22. On or about July 12, 2003, LIBBY flew with the Vice President and others to and from Norfolk, Virginia, on Air Force Two. On his return trip, LIBBY discussed with other officials aboard the plane what LIBBY should say in response to certain pending media inquiries, including questions from Time reporter Matthew Cooper.
23. On or about July 12, 2003, in the afternoon, LIBBY spoke by telephone to Cooper, who asked whether LIBBY had heard that Wilson's wife was involved in sending Wilson on the trip to Niger. LIBBY confirmed to Cooper, without elaboration or qualification, that he had heard this information too.
24. On or about July 12, 2003, in the late afternoon, LIBBY spoke by telephone with Judith Miller of the New York Times and discussed Wilson's wife, and that she worked at the CIA.
The Criminal Investigation
25. On or about September 26, 2003, the Department of Justice authorized the Federal Bureau of Investigation ("FBI") to commence a criminal investigation into the possible unauthorized disclosure of classified information regarding the disclosure of Valerie Wilson's affiliation with the CIA to various reporters in the spring of 2003.
26. As part of the criminal investigation, LIBBY was interviewed by Special Agents of the FBI on or about October 14 and November 26, 2003, each time in the presence of his counsel. During these interviews, LIBBY stated to FBI Special Agents that:
a. During a conversation with Tim Russert of NBC News on July 10 or 11, 2003, Russert asked LIBBY if LIBBY was aware that Wilson's wife worked for the CIA. LIBBY responded to Russert that he did not know that, and Russert replied that all the reporters knew it. LIBBY was surprised by this statement because, while speaking with Russert, LIBBY did not recall that he previously had learned about Wilson's wife's employment from the Vice President.
b. During a conversation with Matthew Cooper of Time magazine on or about July 12, 2003, LIBBY told Cooper that reporters were telling the administration that Wilson's wife worked for the CIA, but that LIBBY did not know if this was true; and
c. LIBBY did not discuss Wilson's wife with New York Times reporter Judith Miller during a meeting with Miller on or about July 8, 2003.
27. Beginning in or about January 2004, and continuing until the date of this indictment, Grand Jury 03-3 sitting in the District of Columbia conducted an investigation ("the Grand Jury Investigation") into possible violations of federal criminal laws, including: Title 50, United States Code, Section 421 (disclosure of the identity of covert intelligence personnel); and Title 18, United States Code, Sections 793 (improper disclosure of national defense information), 1001 (false statements), 1503 (obstruction of justice), and 1623 (perjury).

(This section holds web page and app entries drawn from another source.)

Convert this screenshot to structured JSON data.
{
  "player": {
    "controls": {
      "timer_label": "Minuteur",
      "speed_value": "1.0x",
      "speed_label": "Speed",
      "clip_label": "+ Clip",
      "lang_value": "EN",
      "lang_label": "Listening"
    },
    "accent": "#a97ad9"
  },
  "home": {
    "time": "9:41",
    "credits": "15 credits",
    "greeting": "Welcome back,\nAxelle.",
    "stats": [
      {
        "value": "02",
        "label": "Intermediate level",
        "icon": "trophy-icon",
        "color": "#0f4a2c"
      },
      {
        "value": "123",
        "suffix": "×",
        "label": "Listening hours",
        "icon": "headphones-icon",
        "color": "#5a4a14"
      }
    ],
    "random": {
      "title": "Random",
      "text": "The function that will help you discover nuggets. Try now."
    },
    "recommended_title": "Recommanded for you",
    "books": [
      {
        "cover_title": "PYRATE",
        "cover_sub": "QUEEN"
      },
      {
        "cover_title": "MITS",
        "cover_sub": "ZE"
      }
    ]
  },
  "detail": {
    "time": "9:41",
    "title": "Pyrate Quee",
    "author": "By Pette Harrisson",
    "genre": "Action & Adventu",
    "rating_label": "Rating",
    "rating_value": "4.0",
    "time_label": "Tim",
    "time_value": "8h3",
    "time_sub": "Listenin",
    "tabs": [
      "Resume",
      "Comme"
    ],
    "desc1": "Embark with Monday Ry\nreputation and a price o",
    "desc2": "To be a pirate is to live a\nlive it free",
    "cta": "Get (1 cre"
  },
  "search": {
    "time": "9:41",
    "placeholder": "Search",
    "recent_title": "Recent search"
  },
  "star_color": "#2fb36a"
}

28. A major focus of the Grand Jury Investigation was to determine which government officials had disclosed to the media prior to July 14, 2003 information concerning the affiliation of Valerie Wilson with the CIA, and the nature, timing, extent, and purpose of such disclosures, as well as whether any official making such a disclosure did so knowing that the employment of Valerie Wilson by the CIA was classified information.